The NHCP Children and Young People Transformation Programme has agreed four ‘pillars’ underpinning its work to meet the needs of our county’s children, young people and families and deliver the best possible services and outcomes. These are Healthy Lifestyle; Complex Needs; Healthy Minds, Healthy Brains; and Accessibility.
The Complex Needs pillar details the programme’s intention to support children, young people and their families to thrive while living with the challenges they face.
One priority within this pillar is for children in contact with the Youth Justice Service to experience improved health outcomes and prevent offending and reoffending. The Youth Offending Service (YOS) has worked with Northamptonshire Healthcare NHS Foundation Trust (NHFT) Community Children’s Services to identify opportunities to improve outcomes for those they work with.
Children and young people in contact with the justice system are known to be particularly at risk of worse health outcomes compared with children in the wider population, and they may require targeted support to identify needs as well as help them to access the services they may need.
Sharon Robson, Assistant Director for NHFT Children’s Services, has developed an innovative methodology in Northamptonshire by working closely with YOS Head of Service Claire O’Keefe to ensure children benefit from a preventative and responsive service.
The approach uses the CAPRICORN (Collaborative approaches to preventing offending and re-offending by children) framework, which is an evidence-based resource for local health and justice system leaders to support collaborative working for children and young people with complex needs.
Practitioners use the framework within the child’s assessment to understand their needs, provide support for physical and mental health issues to reduce health inequalities and maximise their individual protective factors (opportunities to mitigate risk factors in their lives, while promoting healthy development and wellbeing). Examples of individual protective factors include supporting a child’s learning or participation in society with access to speech and language therapy, development of a personal health action plan or support to access services that might previously have been missing.

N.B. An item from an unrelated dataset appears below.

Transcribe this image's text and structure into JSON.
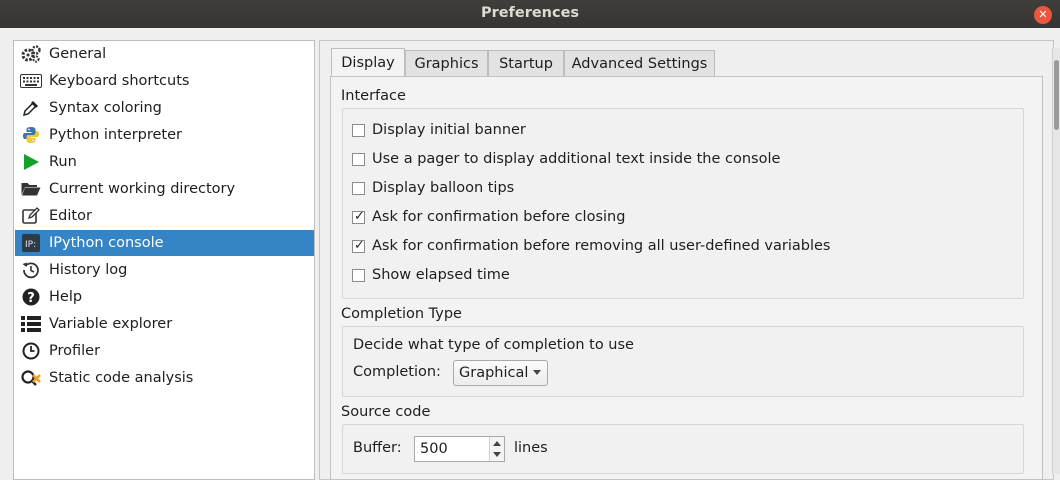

This example of collaborative working intends to promote long-term health and wellbeing for a population of children representing a small proportion of our wider county population and whose life trajectories can be enhanced with the right support and opportunities in place.
Services supporting children and young people in contact with the justice system have worked successfully with very limited financial resource, implementing evidence-based practice that has proven a success in other areas of the country.
The next steps for the provision are to embed the CAPRICORN framework more widely into Northamptonshire’s health and care system and recruit service user participants to support wider learning and development through co-production, enabling children and young people to work in partnership with health professionals to find shared solutions together.